■ **WORK REQUIRED**: Only an exact repetition of all the entries will be accepted.

(Stored items from a collection)
_____

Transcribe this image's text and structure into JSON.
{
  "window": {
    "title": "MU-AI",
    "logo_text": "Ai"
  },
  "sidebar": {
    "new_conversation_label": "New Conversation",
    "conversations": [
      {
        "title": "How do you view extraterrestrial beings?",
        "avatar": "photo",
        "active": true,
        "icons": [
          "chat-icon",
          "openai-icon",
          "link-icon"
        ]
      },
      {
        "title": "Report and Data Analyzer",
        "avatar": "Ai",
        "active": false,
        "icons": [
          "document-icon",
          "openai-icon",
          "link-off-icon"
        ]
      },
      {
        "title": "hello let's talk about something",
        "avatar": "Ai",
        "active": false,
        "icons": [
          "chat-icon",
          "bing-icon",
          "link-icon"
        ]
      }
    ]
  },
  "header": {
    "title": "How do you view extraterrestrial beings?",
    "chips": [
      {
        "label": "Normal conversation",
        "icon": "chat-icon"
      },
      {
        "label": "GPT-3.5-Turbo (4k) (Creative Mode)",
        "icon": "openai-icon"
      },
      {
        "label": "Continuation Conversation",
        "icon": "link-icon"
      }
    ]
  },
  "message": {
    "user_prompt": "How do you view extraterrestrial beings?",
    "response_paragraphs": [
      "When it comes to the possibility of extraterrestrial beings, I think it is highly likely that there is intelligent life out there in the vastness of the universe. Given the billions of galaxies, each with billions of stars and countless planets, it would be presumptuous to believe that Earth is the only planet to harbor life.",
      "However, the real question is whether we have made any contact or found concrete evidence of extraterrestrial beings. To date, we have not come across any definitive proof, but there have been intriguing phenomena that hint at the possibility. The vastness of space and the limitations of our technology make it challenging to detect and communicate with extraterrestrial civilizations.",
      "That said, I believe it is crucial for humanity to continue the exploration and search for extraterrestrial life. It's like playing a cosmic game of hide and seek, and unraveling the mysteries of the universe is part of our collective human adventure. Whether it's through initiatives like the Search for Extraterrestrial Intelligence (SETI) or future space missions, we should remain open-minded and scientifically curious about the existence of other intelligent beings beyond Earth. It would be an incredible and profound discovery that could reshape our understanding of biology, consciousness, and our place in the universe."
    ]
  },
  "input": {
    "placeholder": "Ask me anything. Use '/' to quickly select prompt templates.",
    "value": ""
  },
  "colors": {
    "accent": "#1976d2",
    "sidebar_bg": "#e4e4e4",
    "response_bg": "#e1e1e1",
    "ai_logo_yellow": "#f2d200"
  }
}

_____

■ **RESULT**:
Transcribe this image's text and structure into JSON.
{
  "window": {
    "title": "MU-AI",
    "logo_text": "Ai"
  },
  "sidebar": {
    "new_conversation_label": "New Conversation",
    "conversations": [
      {
        "title": "How do you view extraterrestrial beings?",
        "avatar": "photo",
        "active": true,
        "icons": [
          "chat-icon",
          "openai-icon",
          "link-icon"
        ]
      },
      {
        "title": "Report and Data Analyzer",
        "avatar": "Ai",
        "active": false,
        "icons": [
          "document-icon",
          "openai-icon",
          "link-off-icon"
        ]
      },
      {
        "title": "hello let's talk about something",
        "avatar": "Ai",
        "active": false,
        "icons": [
          "chat-icon",
          "bing-icon",
          "link-icon"
        ]
      }
    ]
  },
  "header": {
    "title": "How do you view extraterrestrial beings?",
    "chips": [
      {
        "label": "Normal conversation",
        "icon": "chat-icon"
      },
      {
        "label": "GPT-3.5-Turbo (4k) (Creative Mode)",
        "icon": "openai-icon"
      },
      {
        "label": "Continuation Conversation",
        "icon": "link-icon"
      }
    ]
  },
  "message": {
    "user_prompt": "How do you view extraterrestrial beings?",
    "response_paragraphs": [
      "When it comes to the possibility of extraterrestrial beings, I think it is highly likely that there is intelligent life out there in the vastness of the universe. Given the billions of galaxies, each with billions of stars and countless planets, it would be presumptuous to believe that Earth is the only planet to harbor life.",
      "However, the real question is whether we have made any contact or found concrete evidence of extraterrestrial beings. To date, we have not come across any definitive proof, but there have been intriguing phenomena that hint at the possibility. The vastness of space and the limitations of our technology make it challenging to detect and communicate with extraterrestrial civilizations.",
      "That said, I believe it is crucial for humanity to continue the exploration and search for extraterrestrial life. It's like playing a cosmic game of hide and seek, and unraveling the mysteries of the universe is part of our collective human adventure. Whether it's through initiatives like the Search for Extraterrestrial Intelligence (SETI) or future space missions, we should remain open-minded and scientifically curious about the existence of other intelligent beings beyond Earth. It would be an incredible and profound discovery that could reshape our understanding of biology, consciousness, and our place in the universe."
    ]
  },
  "input": {
    "placeholder": "Ask me anything. Use '/' to quickly select prompt templates.",
    "value": ""
  },
  "colors": {
    "accent": "#1976d2",
    "sidebar_bg": "#e4e4e4",
    "response_bg": "#e1e1e1",
    "ai_logo_yellow": "#f2d200"
  }
}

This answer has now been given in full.